- _ASSIGNMENT_
What you output should match the data below exactly.

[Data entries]

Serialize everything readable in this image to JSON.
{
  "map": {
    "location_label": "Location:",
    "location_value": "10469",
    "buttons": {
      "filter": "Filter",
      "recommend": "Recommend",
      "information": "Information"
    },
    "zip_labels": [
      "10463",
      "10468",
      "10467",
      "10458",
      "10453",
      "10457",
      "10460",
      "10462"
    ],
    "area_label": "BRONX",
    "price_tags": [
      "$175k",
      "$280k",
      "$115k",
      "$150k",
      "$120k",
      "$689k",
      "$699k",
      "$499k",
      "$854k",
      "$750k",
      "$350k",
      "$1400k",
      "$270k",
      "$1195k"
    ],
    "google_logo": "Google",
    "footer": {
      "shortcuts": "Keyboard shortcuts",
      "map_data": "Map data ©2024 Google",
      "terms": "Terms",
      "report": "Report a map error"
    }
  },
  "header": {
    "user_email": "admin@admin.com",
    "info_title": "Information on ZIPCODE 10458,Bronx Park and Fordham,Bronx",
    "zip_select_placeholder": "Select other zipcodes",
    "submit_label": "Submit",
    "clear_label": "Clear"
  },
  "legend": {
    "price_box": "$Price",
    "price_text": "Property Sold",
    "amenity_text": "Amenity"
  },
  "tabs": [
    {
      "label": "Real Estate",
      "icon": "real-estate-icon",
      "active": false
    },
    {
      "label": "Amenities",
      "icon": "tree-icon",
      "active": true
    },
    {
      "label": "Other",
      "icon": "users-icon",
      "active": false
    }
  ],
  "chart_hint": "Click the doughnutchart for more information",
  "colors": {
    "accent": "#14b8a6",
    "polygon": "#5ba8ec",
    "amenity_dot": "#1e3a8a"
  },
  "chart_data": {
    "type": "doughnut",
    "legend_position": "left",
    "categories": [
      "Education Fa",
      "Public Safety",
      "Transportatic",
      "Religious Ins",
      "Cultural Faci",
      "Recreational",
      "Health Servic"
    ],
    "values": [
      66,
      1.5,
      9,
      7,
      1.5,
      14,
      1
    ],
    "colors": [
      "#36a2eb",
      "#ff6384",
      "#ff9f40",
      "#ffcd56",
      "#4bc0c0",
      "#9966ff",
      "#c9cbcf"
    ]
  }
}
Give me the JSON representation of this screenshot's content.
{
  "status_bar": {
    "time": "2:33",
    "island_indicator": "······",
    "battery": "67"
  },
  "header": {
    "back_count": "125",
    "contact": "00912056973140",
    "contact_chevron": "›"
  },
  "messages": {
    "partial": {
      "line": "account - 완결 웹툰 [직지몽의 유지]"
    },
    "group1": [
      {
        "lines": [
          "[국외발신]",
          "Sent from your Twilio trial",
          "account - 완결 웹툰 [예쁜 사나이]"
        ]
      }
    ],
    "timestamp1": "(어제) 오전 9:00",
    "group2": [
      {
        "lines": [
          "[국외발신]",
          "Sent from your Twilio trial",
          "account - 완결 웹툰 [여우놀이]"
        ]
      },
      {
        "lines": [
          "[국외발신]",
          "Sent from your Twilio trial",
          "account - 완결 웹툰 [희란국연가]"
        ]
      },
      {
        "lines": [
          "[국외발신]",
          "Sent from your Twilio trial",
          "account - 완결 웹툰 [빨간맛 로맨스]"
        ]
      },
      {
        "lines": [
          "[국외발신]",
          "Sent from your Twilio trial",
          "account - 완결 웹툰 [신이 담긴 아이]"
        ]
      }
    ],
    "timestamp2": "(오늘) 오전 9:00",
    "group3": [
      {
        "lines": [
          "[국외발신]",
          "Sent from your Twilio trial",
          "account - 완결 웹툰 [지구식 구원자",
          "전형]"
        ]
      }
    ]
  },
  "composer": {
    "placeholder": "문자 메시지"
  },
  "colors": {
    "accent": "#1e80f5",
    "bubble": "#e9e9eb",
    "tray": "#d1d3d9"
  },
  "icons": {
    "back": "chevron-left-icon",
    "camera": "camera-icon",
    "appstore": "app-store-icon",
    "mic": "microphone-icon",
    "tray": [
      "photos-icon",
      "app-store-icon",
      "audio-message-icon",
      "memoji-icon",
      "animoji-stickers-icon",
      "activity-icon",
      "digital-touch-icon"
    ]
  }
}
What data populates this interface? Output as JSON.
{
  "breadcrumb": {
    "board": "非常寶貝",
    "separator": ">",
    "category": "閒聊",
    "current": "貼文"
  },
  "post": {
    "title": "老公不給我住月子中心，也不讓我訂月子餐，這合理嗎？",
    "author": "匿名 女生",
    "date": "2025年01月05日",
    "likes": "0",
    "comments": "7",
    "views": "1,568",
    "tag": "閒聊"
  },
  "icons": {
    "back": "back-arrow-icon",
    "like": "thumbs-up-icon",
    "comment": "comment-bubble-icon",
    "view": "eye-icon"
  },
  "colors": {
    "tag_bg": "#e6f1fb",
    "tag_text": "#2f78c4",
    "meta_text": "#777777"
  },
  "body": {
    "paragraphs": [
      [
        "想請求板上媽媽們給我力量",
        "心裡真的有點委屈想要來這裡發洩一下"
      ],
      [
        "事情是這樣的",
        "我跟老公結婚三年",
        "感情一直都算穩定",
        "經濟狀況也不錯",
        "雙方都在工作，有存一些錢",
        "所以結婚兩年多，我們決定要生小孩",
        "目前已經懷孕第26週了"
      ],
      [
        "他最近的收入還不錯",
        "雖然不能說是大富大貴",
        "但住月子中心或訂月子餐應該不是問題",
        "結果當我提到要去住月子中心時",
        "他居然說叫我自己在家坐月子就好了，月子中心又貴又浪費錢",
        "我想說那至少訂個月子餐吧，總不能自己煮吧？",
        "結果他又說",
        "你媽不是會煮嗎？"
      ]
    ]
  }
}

- _FINAL ANSWER_
Serialize everything readable in this image to JSON.
{
  "map": {
    "location_label": "Location:",
    "location_value": "10469",
    "buttons": {
      "filter": "Filter",
      "recommend": "Recommend",
      "information": "Information"
    },
    "zip_labels": [
      "10463",
      "10468",
      "10467",
      "10458",
      "10453",
      "10457",
      "10460",
      "10462"
    ],
    "area_label": "BRONX",
    "price_tags": [
      "$175k",
      "$280k",
      "$115k",
      "$150k",
      "$120k",
      "$689k",
      "$699k",
      "$499k",
      "$854k",
      "$750k",
      "$350k",
      "$1400k",
      "$270k",
      "$1195k"
    ],
    "google_logo": "Google",
    "footer": {
      "shortcuts": "Keyboard shortcuts",
      "map_data": "Map data ©2024 Google",
      "terms": "Terms",
      "report": "Report a map error"
    }
  },
  "header": {
    "user_email": "admin@admin.com",
    "info_title": "Information on ZIPCODE 10458,Bronx Park and Fordham,Bronx",
    "zip_select_placeholder": "Select other zipcodes",
    "submit_label": "Submit",
    "clear_label": "Clear"
  },
  "legend": {
    "price_box": "$Price",
    "price_text": "Property Sold",
    "amenity_text": "Amenity"
  },
  "tabs": [
    {
      "label": "Real Estate",
      "icon": "real-estate-icon",
      "active": false
    },
    {
      "label": "Amenities",
      "icon": "tree-icon",
      "active": true
    },
    {
      "label": "Other",
      "icon": "users-icon",
      "active": false
    }
  ],
  "chart_hint": "Click the doughnutchart for more information",
  "colors": {
    "accent": "#14b8a6",
    "polygon": "#5ba8ec",
    "amenity_dot": "#1e3a8a"
  },
  "chart_data": {
    "type": "doughnut",
    "legend_position": "left",
    "categories": [
      "Education Fa",
      "Public Safety",
      "Transportatic",
      "Religious Ins",
      "Cultural Faci",
      "Recreational",
      "Health Servic"
    ],
    "values": [
      66,
      1.5,
      9,
      7,
      1.5,
      14,
      1
    ],
    "colors": [
      "#36a2eb",
      "#ff6384",
      "#ff9f40",
      "#ffcd56",
      "#4bc0c0",
      "#9966ff",
      "#c9cbcf"
    ]
  }
}
Give me the JSON representation of this screenshot's content.
{
  "status_bar": {
    "time": "2:33",
    "island_indicator": "······",
    "battery": "67"
  },
  "header": {
    "back_count": "125",
    "contact": "00912056973140",
    "contact_chevron": "›"
  },
  "messages": {
    "partial": {
      "line": "account - 완결 웹툰 [직지몽의 유지]"
    },
    "group1": [
      {
        "lines": [
          "[국외발신]",
          "Sent from your Twilio trial",
          "account - 완결 웹툰 [예쁜 사나이]"
        ]
      }
    ],
    "timestamp1": "(어제) 오전 9:00",
    "group2": [
      {
        "lines": [
          "[국외발신]",
          "Sent from your Twilio trial",
          "account - 완결 웹툰 [여우놀이]"
        ]
      },
      {
        "lines": [
          "[국외발신]",
          "Sent from your Twilio trial",
          "account - 완결 웹툰 [희란국연가]"
        ]
      },
      {
        "lines": [
          "[국외발신]",
          "Sent from your Twilio trial",
          "account - 완결 웹툰 [빨간맛 로맨스]"
        ]
      },
      {
        "lines": [
          "[국외발신]",
          "Sent from your Twilio trial",
          "account - 완결 웹툰 [신이 담긴 아이]"
        ]
      }
    ],
    "timestamp2": "(오늘) 오전 9:00",
    "group3": [
      {
        "lines": [
          "[국외발신]",
          "Sent from your Twilio trial",
          "account - 완결 웹툰 [지구식 구원자",
          "전형]"
        ]
      }
    ]
  },
  "composer": {
    "placeholder": "문자 메시지"
  },
  "colors": {
    "accent": "#1e80f5",
    "bubble": "#e9e9eb",
    "tray": "#d1d3d9"
  },
  "icons": {
    "back": "chevron-left-icon",
    "camera": "camera-icon",
    "appstore": "app-store-icon",
    "mic": "microphone-icon",
    "tray": [
      "photos-icon",
      "app-store-icon",
      "audio-message-icon",
      "memoji-icon",
      "animoji-stickers-icon",
      "activity-icon",
      "digital-touch-icon"
    ]
  }
}
What data populates this interface? Output as JSON.
{
  "breadcrumb": {
    "board": "非常寶貝",
    "separator": ">",
    "category": "閒聊",
    "current": "貼文"
  },
  "post": {
    "title": "老公不給我住月子中心，也不讓我訂月子餐，這合理嗎？",
    "author": "匿名 女生",
    "date": "2025年01月05日",
    "likes": "0",
    "comments": "7",
    "views": "1,568",
    "tag": "閒聊"
  },
  "icons": {
    "back": "back-arrow-icon",
    "like": "thumbs-up-icon",
    "comment": "comment-bubble-icon",
    "view": "eye-icon"
  },
  "colors": {
    "tag_bg": "#e6f1fb",
    "tag_text": "#2f78c4",
    "meta_text": "#777777"
  },
  "body": {
    "paragraphs": [
      [
        "想請求板上媽媽們給我力量",
        "心裡真的有點委屈想要來這裡發洩一下"
      ],
      [
        "事情是這樣的",
        "我跟老公結婚三年",
        "感情一直都算穩定",
        "經濟狀況也不錯",
        "雙方都在工作，有存一些錢",
        "所以結婚兩年多，我們決定要生小孩",
        "目前已經懷孕第26週了"
      ],
      [
        "他最近的收入還不錯",
        "雖然不能說是大富大貴",
        "但住月子中心或訂月子餐應該不是問題",
        "結果當我提到要去住月子中心時",
        "他居然說叫我自己在家坐月子就好了，月子中心又貴又浪費錢",
        "我想說那至少訂個月子餐吧，總不能自己煮吧？",
        "結果他又說",
        "你媽不是會煮嗎？"
      ]
    ]
  }
}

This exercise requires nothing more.